-- Work instruction --
All lines containing the string "JSON" must be copied from the entries.
Start of Block
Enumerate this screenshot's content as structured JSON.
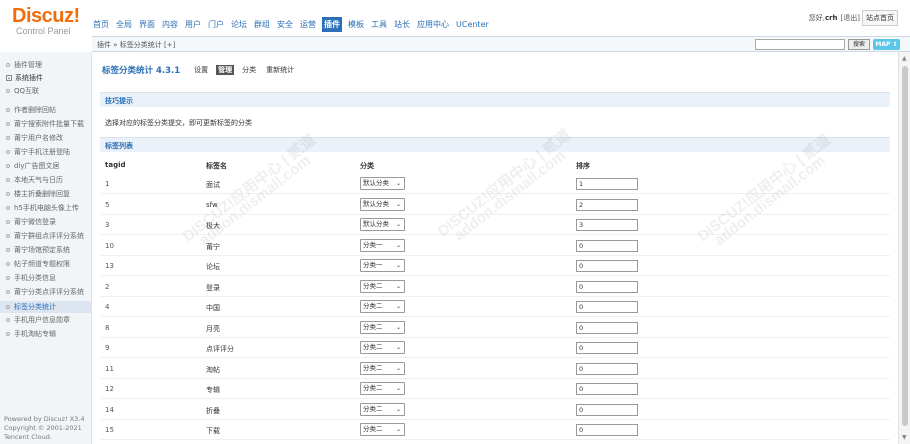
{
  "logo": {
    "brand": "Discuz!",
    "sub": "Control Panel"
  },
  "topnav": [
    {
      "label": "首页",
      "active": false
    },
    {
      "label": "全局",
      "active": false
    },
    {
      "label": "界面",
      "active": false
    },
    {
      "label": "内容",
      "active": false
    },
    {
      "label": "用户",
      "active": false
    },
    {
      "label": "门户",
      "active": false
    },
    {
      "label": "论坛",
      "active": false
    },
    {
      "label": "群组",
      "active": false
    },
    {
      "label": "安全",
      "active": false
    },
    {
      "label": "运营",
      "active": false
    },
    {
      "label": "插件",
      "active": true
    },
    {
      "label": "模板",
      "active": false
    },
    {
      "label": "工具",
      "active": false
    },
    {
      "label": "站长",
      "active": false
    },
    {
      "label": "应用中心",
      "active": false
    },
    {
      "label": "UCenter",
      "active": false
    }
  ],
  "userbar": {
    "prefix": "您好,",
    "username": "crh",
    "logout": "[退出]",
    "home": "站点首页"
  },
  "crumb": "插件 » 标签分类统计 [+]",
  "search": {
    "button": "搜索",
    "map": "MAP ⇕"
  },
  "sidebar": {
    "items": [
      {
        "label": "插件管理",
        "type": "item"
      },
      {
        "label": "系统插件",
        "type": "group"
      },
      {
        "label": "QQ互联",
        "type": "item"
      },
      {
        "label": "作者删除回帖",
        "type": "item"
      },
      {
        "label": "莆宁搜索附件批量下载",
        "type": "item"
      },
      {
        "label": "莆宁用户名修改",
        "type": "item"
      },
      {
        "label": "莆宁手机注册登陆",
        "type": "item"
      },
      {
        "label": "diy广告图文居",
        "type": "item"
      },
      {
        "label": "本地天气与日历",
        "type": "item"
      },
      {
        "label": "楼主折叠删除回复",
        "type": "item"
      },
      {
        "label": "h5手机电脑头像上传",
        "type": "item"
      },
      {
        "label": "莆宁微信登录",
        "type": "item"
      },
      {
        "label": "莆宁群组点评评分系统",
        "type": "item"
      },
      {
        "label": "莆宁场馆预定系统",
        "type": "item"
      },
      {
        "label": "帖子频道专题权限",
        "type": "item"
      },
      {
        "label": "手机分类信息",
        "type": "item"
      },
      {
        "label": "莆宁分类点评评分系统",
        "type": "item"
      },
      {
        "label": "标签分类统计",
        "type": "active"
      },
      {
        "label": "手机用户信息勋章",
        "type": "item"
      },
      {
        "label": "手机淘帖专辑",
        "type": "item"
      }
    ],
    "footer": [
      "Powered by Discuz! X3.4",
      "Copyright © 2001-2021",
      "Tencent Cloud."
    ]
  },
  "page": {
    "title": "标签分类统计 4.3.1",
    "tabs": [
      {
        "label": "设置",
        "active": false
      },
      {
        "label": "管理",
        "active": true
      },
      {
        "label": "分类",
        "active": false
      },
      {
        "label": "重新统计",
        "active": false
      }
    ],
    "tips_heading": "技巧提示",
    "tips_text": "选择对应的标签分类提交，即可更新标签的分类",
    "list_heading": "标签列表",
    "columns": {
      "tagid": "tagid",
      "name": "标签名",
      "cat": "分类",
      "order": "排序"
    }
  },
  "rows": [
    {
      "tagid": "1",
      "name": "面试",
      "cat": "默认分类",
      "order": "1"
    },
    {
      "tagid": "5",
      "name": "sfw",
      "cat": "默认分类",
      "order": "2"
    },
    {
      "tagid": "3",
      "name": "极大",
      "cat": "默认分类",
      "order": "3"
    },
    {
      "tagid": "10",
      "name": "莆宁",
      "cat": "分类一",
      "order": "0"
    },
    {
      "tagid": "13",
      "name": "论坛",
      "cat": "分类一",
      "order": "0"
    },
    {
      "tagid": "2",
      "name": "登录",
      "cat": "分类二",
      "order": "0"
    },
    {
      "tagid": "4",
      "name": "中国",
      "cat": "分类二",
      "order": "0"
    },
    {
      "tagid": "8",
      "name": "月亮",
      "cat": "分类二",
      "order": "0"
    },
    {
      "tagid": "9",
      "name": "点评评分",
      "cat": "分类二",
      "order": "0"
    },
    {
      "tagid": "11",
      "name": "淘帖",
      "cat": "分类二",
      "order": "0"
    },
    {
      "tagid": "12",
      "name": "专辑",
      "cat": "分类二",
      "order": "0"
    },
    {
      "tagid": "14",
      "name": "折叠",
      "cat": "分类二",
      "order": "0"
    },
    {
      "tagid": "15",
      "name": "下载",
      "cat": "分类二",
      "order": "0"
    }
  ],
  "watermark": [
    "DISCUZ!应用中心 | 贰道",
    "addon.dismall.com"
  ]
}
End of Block
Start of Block
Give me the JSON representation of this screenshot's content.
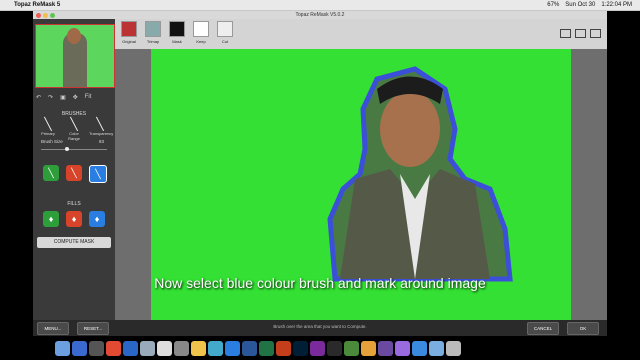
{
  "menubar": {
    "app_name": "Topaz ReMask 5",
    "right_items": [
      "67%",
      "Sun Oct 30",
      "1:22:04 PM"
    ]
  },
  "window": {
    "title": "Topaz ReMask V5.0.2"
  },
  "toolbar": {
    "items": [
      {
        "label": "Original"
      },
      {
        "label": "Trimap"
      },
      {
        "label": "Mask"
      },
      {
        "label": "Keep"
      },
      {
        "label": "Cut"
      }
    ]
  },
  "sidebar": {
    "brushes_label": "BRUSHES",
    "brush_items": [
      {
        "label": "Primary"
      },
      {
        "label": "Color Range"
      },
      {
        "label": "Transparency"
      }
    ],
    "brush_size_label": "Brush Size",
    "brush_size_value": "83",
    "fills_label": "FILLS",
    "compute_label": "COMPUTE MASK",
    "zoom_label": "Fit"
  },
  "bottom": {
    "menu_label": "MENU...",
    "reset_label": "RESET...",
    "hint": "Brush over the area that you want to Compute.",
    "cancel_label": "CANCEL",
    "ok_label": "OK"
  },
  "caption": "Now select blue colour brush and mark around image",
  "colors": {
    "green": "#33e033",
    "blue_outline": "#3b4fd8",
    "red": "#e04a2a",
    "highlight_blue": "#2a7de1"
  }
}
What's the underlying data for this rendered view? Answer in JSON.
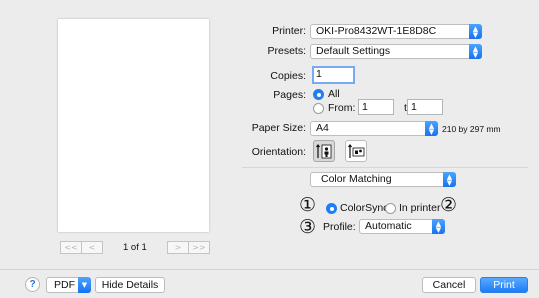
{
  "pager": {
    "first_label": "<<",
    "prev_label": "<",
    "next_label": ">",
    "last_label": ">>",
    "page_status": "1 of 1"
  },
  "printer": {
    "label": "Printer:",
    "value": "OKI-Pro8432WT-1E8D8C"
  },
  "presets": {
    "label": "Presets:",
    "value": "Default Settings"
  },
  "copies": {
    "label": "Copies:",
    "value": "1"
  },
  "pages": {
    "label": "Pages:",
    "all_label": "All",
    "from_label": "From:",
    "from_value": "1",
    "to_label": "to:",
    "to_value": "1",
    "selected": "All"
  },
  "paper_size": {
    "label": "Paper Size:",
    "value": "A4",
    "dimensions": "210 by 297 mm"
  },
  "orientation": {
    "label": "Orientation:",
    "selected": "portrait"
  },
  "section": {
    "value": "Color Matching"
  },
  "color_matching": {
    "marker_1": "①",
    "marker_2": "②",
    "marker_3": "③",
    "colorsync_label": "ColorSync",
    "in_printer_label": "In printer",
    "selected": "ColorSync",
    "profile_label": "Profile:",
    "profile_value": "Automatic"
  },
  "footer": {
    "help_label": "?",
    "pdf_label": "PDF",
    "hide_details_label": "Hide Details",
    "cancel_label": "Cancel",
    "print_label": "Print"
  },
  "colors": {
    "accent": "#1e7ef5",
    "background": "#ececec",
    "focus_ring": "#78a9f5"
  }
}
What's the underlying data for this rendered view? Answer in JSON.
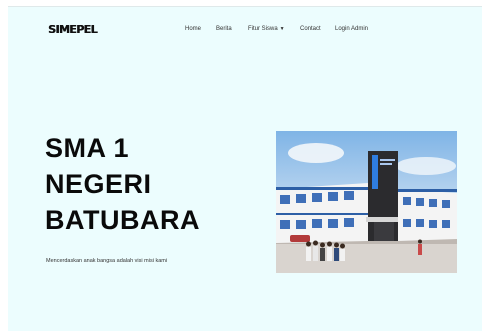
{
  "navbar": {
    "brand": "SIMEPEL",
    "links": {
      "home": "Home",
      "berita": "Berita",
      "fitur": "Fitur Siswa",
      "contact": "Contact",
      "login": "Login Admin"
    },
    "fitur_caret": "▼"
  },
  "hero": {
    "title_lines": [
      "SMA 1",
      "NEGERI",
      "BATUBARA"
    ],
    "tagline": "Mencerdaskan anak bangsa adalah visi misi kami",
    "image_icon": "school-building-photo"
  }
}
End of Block
-- Response below --
Enumerate this screenshot's content as structured JSON.
Give me the JSON representation of this screenshot's content.
What's the underlying data for this rendered view? Answer in JSON.
What's the underlying data for this rendered view? Answer in JSON.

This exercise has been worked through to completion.